Records supplied ::
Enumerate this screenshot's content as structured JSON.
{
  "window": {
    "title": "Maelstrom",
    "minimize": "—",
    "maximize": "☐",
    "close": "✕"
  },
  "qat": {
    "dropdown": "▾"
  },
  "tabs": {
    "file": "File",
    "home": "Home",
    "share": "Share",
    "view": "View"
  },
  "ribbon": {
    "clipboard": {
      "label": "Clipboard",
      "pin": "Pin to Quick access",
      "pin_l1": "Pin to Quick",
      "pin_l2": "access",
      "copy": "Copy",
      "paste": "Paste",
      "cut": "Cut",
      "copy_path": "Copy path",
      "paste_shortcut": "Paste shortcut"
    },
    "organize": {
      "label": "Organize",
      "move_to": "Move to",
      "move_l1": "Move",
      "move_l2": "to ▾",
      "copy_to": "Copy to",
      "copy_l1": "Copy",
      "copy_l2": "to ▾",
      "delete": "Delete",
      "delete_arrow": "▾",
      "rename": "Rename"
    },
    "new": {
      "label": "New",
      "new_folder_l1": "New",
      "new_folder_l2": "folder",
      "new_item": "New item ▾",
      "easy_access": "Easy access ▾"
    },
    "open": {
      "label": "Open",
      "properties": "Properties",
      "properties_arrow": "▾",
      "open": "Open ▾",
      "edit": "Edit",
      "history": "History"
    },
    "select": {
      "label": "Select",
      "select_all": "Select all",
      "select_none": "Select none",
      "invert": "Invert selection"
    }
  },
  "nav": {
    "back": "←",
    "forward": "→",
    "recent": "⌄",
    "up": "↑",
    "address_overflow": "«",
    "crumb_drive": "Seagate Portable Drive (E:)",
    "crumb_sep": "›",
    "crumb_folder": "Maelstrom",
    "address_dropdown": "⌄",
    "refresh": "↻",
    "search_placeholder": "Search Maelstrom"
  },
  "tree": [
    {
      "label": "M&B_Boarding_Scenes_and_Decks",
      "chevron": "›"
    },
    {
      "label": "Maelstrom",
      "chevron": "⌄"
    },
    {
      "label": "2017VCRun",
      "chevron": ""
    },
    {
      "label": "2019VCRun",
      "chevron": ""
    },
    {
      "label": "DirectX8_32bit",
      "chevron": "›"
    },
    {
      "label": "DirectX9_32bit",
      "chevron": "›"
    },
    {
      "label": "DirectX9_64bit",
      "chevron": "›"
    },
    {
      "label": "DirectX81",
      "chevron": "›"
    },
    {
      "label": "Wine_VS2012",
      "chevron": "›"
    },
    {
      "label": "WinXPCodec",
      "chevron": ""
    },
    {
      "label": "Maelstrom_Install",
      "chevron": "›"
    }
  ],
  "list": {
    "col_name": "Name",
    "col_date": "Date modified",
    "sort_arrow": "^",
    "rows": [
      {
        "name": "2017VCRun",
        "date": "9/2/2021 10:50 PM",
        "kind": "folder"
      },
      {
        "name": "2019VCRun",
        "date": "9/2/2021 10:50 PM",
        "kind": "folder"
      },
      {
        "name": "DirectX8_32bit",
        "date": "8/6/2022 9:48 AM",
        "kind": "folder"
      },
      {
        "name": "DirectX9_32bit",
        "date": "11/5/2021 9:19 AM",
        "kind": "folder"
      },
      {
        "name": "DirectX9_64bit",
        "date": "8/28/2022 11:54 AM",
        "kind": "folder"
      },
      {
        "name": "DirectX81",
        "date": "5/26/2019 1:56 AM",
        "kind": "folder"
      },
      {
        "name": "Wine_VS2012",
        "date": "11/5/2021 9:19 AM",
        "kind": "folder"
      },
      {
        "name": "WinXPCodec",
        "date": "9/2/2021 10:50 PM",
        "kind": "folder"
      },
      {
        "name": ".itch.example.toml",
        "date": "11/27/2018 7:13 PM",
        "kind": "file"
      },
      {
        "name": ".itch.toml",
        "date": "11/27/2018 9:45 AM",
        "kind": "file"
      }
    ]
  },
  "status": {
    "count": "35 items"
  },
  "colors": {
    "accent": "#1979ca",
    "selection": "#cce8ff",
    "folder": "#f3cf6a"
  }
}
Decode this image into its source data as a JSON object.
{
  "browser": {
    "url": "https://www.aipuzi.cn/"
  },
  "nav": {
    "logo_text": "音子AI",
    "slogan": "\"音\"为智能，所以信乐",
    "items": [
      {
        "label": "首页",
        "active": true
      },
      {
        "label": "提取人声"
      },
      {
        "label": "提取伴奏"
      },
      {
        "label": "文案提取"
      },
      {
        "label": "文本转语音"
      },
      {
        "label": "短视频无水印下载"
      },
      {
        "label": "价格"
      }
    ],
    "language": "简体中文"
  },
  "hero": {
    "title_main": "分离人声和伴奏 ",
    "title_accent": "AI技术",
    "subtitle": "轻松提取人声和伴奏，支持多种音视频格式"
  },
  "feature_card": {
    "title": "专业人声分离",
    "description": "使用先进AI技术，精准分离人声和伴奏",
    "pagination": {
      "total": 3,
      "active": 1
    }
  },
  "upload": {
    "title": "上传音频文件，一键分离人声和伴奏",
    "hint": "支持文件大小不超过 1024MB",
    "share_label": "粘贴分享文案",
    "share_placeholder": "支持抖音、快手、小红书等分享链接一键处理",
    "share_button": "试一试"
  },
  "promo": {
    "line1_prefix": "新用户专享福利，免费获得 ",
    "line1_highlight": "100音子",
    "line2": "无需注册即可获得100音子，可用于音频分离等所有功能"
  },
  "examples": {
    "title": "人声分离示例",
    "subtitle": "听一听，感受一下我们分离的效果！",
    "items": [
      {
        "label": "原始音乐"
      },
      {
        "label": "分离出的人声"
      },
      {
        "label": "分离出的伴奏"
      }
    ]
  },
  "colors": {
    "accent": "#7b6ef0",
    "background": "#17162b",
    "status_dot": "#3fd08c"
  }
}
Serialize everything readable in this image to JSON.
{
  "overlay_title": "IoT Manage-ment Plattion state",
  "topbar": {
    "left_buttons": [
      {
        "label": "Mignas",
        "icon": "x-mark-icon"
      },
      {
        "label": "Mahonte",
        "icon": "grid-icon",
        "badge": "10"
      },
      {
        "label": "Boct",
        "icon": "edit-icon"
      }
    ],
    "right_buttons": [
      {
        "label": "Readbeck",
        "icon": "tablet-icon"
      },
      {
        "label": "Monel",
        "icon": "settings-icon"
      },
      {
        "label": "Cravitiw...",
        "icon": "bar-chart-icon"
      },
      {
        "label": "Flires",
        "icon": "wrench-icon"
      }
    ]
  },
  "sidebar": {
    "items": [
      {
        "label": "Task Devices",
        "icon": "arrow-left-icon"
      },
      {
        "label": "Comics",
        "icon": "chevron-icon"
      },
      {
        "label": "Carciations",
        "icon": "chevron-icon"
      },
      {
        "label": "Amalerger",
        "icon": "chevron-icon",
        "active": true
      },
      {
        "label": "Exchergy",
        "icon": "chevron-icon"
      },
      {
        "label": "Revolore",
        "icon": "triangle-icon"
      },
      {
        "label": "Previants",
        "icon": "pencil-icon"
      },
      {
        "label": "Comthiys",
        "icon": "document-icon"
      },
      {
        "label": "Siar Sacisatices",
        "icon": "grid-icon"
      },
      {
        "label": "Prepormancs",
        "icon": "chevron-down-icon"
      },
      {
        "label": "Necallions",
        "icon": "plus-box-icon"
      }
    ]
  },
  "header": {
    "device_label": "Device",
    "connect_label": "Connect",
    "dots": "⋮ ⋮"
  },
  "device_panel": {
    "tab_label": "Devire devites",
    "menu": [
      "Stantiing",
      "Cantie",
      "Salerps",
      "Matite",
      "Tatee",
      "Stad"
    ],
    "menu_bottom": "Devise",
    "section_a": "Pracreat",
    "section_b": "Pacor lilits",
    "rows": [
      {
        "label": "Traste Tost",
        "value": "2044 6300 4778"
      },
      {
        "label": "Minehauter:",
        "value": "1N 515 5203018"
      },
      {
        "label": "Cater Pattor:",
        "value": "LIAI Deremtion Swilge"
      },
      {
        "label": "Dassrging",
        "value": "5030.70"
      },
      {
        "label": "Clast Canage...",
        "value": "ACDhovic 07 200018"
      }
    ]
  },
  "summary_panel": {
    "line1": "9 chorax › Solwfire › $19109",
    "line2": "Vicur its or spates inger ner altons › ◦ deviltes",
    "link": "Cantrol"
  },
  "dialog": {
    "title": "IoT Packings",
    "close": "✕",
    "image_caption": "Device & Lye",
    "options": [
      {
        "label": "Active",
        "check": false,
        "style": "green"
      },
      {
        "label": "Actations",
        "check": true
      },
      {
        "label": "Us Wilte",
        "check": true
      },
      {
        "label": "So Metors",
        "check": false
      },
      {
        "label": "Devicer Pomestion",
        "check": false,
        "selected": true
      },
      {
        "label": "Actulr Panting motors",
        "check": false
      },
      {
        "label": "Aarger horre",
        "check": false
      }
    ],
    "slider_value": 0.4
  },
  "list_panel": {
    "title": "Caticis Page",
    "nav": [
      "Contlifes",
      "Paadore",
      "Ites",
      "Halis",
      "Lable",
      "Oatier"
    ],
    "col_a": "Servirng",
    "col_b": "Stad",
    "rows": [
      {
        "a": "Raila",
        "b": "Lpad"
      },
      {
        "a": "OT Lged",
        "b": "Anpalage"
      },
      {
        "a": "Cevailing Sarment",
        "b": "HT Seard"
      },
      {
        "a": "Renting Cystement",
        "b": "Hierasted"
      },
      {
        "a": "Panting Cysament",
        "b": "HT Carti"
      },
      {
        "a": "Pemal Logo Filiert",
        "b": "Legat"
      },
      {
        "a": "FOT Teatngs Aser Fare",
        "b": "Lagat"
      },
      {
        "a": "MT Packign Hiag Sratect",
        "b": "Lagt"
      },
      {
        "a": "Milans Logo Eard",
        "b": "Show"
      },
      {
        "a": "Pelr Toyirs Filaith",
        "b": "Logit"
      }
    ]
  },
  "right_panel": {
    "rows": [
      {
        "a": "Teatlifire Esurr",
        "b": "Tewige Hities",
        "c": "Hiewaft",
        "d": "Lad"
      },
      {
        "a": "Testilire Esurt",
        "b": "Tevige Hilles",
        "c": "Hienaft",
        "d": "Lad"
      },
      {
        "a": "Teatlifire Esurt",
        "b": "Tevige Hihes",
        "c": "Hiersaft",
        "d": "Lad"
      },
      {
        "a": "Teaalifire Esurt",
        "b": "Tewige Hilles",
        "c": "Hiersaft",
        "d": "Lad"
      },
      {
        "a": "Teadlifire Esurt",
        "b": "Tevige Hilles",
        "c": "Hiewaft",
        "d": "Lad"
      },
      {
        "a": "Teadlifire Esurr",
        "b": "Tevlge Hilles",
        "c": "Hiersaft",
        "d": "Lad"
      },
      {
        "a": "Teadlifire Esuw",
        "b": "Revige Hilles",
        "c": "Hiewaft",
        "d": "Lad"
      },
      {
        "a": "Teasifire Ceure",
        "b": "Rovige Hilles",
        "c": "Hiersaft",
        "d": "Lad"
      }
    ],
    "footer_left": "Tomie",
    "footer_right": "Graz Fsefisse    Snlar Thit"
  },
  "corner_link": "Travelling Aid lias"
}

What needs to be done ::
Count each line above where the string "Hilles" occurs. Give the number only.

Solution to this problem ::
6